Over at the Reebok booth the vice-president of research and development, the vice-president of sports marketing, and the vice-president of advanced product research were only a few of the onetime Nike people working for "the R company." Said John Morgan, who is now Reebok's vice-president of product marketing for sports and who worked for Nike for 14 years, "As soon as you leave, you get a lesson on friendship. People I worked with turn their heads when I see them in the hallways. Some of my closest friends in the company don't return my phone calls anymore. It's crazy, because when you boil it all down, what we do is about sneakers."
As Nike is in so many ways an organizational and philosophical reflection of Knight, Reebok is the brainchild of Paul Fireman, a former salesman who decided to acquire the right to sell Reeboks in the U.S. at a trade show in 1979. Within a decade he had run sales from $1.5 million to $1.8 billion, a rate that in percentage terms surpassed Nike's growth. Knight clearly considers Fireman a late entry and something of a faker, a pretender. Most Nike employees believe that Reebok people don't really care about sports and that Knight loathes Fireman for being less than authentic and for what Reebok did, however briefly, to cause Nike's layoffs.
Knight also believes that Reebok and Fireman were behind a 1990 call to boycott Nike by Jesse Jackson's Operation PUSH. Nike's Oregon officials were unfamiliar with Chicago-based Operation PUSH when the group first demanded that Nike award contracts to minority businesses and hire blacks in proportion to the business it did in black communities. The episode became public after Nike held a private meeting with PUSH officials, at which PUSH maintained that Nike had no black vice-presidents or board members, which was true, and that it sold 40% to 45% of its products to black consumers. Nike countered with sales records indicating that 13% of its sales were to minority customers. In the end polls revealed that the public supported Nike three to one. The boycott fizzled, and Georgetown basketball coach John Thompson, who is black and was already under contract to Nike, was soon thereafter named to the Nike board.
Nike's feud with Reebok is so intense that Jordan says he zeros in with a special intensity upon Reebok players like Dominique Wilkins and Shaquille O'Neal. "But this thing is between these guys," says Jordan, referring to Knight's visceral feelings toward Fireman and Strasser. "It involves things that we can't even know about."
When it was recently suggested to Knight that the demonization of a competitor might be a serviceable management and morale-building tool within the company, he grinned. "Especially when it's real," he said.

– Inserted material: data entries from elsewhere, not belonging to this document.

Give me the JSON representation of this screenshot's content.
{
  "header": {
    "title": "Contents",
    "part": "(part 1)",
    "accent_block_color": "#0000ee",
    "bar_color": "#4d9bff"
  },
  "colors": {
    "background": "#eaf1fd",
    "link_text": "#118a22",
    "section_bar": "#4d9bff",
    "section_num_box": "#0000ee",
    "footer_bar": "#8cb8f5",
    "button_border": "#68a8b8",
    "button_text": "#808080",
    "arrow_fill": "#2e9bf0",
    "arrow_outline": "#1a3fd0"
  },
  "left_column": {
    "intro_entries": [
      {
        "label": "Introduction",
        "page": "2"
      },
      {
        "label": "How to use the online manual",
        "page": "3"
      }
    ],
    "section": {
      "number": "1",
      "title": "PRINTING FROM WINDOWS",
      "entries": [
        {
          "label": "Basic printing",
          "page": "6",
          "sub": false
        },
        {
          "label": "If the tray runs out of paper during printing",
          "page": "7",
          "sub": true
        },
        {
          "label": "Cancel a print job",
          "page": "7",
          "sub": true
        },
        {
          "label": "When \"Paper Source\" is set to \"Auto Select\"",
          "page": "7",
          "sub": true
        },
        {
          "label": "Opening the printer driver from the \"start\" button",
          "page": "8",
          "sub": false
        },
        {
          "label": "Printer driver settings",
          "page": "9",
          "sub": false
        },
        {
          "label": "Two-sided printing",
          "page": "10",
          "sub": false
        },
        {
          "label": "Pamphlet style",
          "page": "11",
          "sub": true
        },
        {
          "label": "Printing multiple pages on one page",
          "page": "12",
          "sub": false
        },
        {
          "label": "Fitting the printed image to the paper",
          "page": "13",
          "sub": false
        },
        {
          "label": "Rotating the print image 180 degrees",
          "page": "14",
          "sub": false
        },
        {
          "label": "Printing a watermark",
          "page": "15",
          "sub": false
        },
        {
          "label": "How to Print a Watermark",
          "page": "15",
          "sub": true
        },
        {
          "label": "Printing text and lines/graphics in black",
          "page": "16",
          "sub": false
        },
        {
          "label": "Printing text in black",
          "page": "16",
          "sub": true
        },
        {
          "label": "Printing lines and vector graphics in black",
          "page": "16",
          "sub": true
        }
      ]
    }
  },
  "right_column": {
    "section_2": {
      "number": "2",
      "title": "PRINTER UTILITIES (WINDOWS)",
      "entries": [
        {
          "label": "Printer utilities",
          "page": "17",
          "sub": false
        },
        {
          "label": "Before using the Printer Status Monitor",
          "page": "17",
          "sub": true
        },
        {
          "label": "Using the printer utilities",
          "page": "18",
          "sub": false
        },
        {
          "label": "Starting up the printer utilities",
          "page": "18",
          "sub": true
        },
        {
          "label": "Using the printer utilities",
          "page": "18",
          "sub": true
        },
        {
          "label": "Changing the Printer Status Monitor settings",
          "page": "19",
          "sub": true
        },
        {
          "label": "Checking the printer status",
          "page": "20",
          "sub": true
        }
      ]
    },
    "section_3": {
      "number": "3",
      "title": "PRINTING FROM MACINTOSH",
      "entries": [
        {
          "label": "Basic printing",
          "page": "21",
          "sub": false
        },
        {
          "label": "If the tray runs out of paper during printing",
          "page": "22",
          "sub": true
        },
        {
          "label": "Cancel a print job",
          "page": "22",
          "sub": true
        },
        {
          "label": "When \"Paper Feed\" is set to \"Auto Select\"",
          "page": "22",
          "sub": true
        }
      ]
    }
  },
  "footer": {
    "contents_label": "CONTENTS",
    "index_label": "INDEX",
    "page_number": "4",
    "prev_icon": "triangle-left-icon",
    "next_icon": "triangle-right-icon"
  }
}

IV. The Hero Factory
The day Bo's dire medical prognosis led the Kansas City Royals to cut him two years ago, Jackson telephoned Knight. "I just want you to know I'm going to play baseball again," Bo said.
After the pain caused Jackson to quit a comeback attempt with the White Sox the following season, he phoned again. "I'm going in for a hip replacement," he said. "I promise I'll be back." A few years earlier Knight had been infuriated when some Nike executives had taken it upon themselves to pay $100,000 for an endorsement deal with a kid from Alabama who could have played pro football but opted for minor league baseball. Two years later, in 1988, after Jackson had distinguished himself as an NFL running back while playing only half a season with the L.A. Raiders, Nike began promoting Bo as nothing less than "the world's greatest athlete." Shortly before Jackson phoned Knight with his pledge to play again, a Nike executive advised Knight that the hip injury meant "Bo won't be able to tie his shoes," let alone play pro sports in them. But to Knight, Jackson had proved himself the very essence of a Nike guy.
The "Bo Knows" campaign begun in 1989 remains Knight's favorite. Jackson helped Nike sell historic numbers of shoes. That Bo was a tough kid who was headed for trouble before turning to sports, and that he was now determined to come back from an awful injury in defiance of conventional analysis, made him even more of a Nike guy. What's more, if the pathos of a successful comeback could be harnessed for marketing purposes, Bo might be even more promotable. "We're with you, Bo," Knight said on the phone.
Shortly thereafter Nike marketing executives helped coordinate a new ad campaign that spoke directly to the hip injury. Jackson's stats in spring training this season were updated daily along the grapevine in Beaverton, and when Bo hit a home run in his first at bat on Opening Day at Comiskey Park, Nike took out a full page in USA Today that said only BO KNEW.